A couple of weekends ago I was driving all three kids home from an over-night stay at their great grandpa’s with their cousins. They conked out about five minutes after getting on the freeway, exhaused from staying up late and suffering from excessive sugar hang overs.
I was somewhere between Cerritos and Buena Park on the 91 East when it hit me, hard, like a punch in the gut from late-80s Mike Tyson. Jax has been gone longer than he was here.
That’s fucked. Lonliness filled me with despair. For whatever reason, a quiet car has been a magnet of super shitty thoughts for me since Jax died. In that moment, all those feelings came rushing back. It only lasted for 10 minutes, but it left its mark. Then, as I do, I crammed those feelings way down deep. And now, here we are. Five years that I last rubbed my fingers through his hair, heard his voice, made him smile and gazed in to his gorgeous eyes.
Saturday, the day of the remembrance, was rough. It was the hardest remembrance for me emotionally since the first year. The lack of booze didn’t help. At least at the Angel games I can numb myself up some. Disney’s El Capitan Theater offered no such relief. I didn’t want to be in my own skin. Acting natural felt forced, and I had trouble relaxing and just being.
Kristina missed most of the movie as Phoenix, who was missing his nap time, didn’t want to sit quietly. She was having a hard time Saturday, too, and this didn’t help.
The movie experience itself was terrific. Jax would’ve loved this so much. El Capitan is beatiful and the preshow, which I can only describe as a 13-year-old’s idea of a fun day on acid, was pretty cool. And the movie, Cars 3, was a fitting end to the franchise. Garvey, who is slightly older than Jax, said it was the best movie in the trilogy. I think Jax might’ve agreed, especially with the emergence of namesake Jackson Storm. It was an apt way to honor our missed little boy.
After the movie we gathered in the lobby, trying to catch up and say hello to those that joined us. At one point I looked out to the front on Hollywood Blvd, and what do you know, a fire truck inched its way along traffic. That’s our boy for us. Much needed. A few minutes went by and I couldn’t hold my emotions in check any further. Hugs made my eyes swell and at some point I lost it, breaking out in a hard, loud, ugly cry. The climax of my awkwardness.

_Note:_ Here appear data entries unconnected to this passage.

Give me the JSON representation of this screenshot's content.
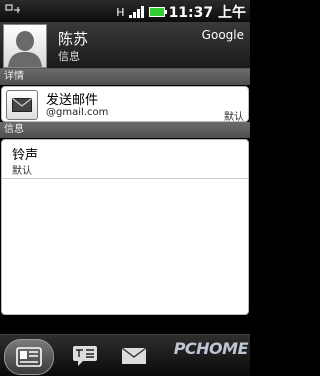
{
  "status": {
    "usb_icon": "usb-icon",
    "network": "H",
    "time": "11:37 上午"
  },
  "header": {
    "name": "陈苏",
    "subtitle": "信息",
    "account": "Google"
  },
  "sections": {
    "details": "详情",
    "info": "信息"
  },
  "email": {
    "title": "发送邮件",
    "address": "@gmail.com",
    "type": "默认"
  },
  "ringtone": {
    "title": "铃声",
    "value": "默认"
  },
  "watermark": "PCHOME"
}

I’m pretty sure we held the El Capitan crew up from opening doors for the next show time, but they never asked us to leave and were very courteous. We headed back to the parking structure and began our voyage out of Los Angeles, stuck in 101 traffic. We ate lunch with friends at an Island’s in Long Beach and then went home.

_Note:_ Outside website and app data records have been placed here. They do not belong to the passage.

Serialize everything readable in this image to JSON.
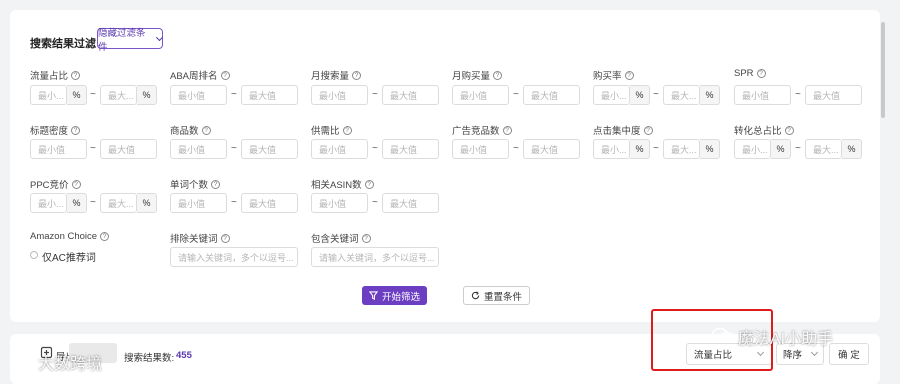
{
  "filter": {
    "title": "搜索结果过滤",
    "hide_button": "隐藏过滤条件",
    "fields": {
      "traffic_share": {
        "label": "流量占比",
        "min": "最小...",
        "max": "最大...",
        "unit": "%"
      },
      "aba_rank": {
        "label": "ABA周排名",
        "min": "最小值",
        "max": "最大值"
      },
      "monthly_search": {
        "label": "月搜索量",
        "min": "最小值",
        "max": "最大值"
      },
      "monthly_purchase": {
        "label": "月购买量",
        "min": "最小值",
        "max": "最大值"
      },
      "purchase_rate": {
        "label": "购买率",
        "min": "最小...",
        "max": "最大...",
        "unit": "%"
      },
      "spr": {
        "label": "SPR",
        "min": "最小值",
        "max": "最大值"
      },
      "title_density": {
        "label": "标题密度",
        "min": "最小值",
        "max": "最大值"
      },
      "product_count": {
        "label": "商品数",
        "min": "最小值",
        "max": "最大值"
      },
      "supply_demand": {
        "label": "供需比",
        "min": "最小值",
        "max": "最大值"
      },
      "ad_products": {
        "label": "广告竞品数",
        "min": "最小值",
        "max": "最大值"
      },
      "click_concentration": {
        "label": "点击集中度",
        "min": "最小...",
        "max": "最大...",
        "unit": "%"
      },
      "conversion_share": {
        "label": "转化总占比",
        "min": "最小...",
        "max": "最大...",
        "unit": "%"
      },
      "ppc_bid": {
        "label": "PPC竞价",
        "min": "最小...",
        "max": "最大...",
        "unit": "%"
      },
      "word_count": {
        "label": "单词个数",
        "min": "最小值",
        "max": "最大值"
      },
      "related_asin": {
        "label": "相关ASIN数",
        "min": "最小值",
        "max": "最大值"
      },
      "amazon_choice": {
        "label": "Amazon Choice",
        "option": "仅AC推荐词"
      },
      "exclude_keywords": {
        "label": "排除关键词",
        "placeholder": "请输入关键词，多个以逗号..."
      },
      "include_keywords": {
        "label": "包含关键词",
        "placeholder": "请输入关键词，多个以逗号..."
      }
    },
    "start_button": "开始筛选",
    "reset_button": "重置条件"
  },
  "results": {
    "export_label": "导出",
    "count_label": "搜索结果数:",
    "count": "455",
    "sort_field": "流量占比",
    "sort_order": "降序",
    "confirm": "确 定"
  },
  "watermark": {
    "right": "魔法AI小助手",
    "left": "大数跨境"
  },
  "colors": {
    "accent": "#6c3fc2",
    "highlight": "#e01b1b"
  },
  "icons": [
    "help-icon",
    "chevron-down-icon",
    "filter-icon",
    "refresh-icon",
    "export-icon",
    "wechat-icon"
  ]
}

Kristina crashed on the couch. She didn’t sleep well the night before, with the day looming. Gray pulled out his Cars toys to play with, so we raced together while he recreated the movie on our living room floor. At night, my mother-in-law picked up balloons and we wrote notes to Jax and released them.
Then Kristina and I headed back to the theaters to catch a 10:30 PM showing of Cars 3. We weren’t the only ones in the theater, but it was pretty bare. No baby to hold or kids to rush to the bathroom, so Kristina could an enjoy an uninterruped viewing. I tagged along mainly for security. I didn’t feel great about her going to the movies late by herself. When we walked out back to our cars after midnight, I asked her thoughts, and she said it was cute. And agreed Jax would’ve loved it.
Saturday is a reminder that none of this gets easier. Some days are just shitty. And it’s normal, even after a string of non-shitty days, no matter how many years after the fact.
Thank you to those that joined us Saturday and those that couldn’t, who continue to honor our missed little boy and support our family with love and kindness. Sometimes, because of my own shit, I’m not able to express it. But it does mean so, so much to us. We love you.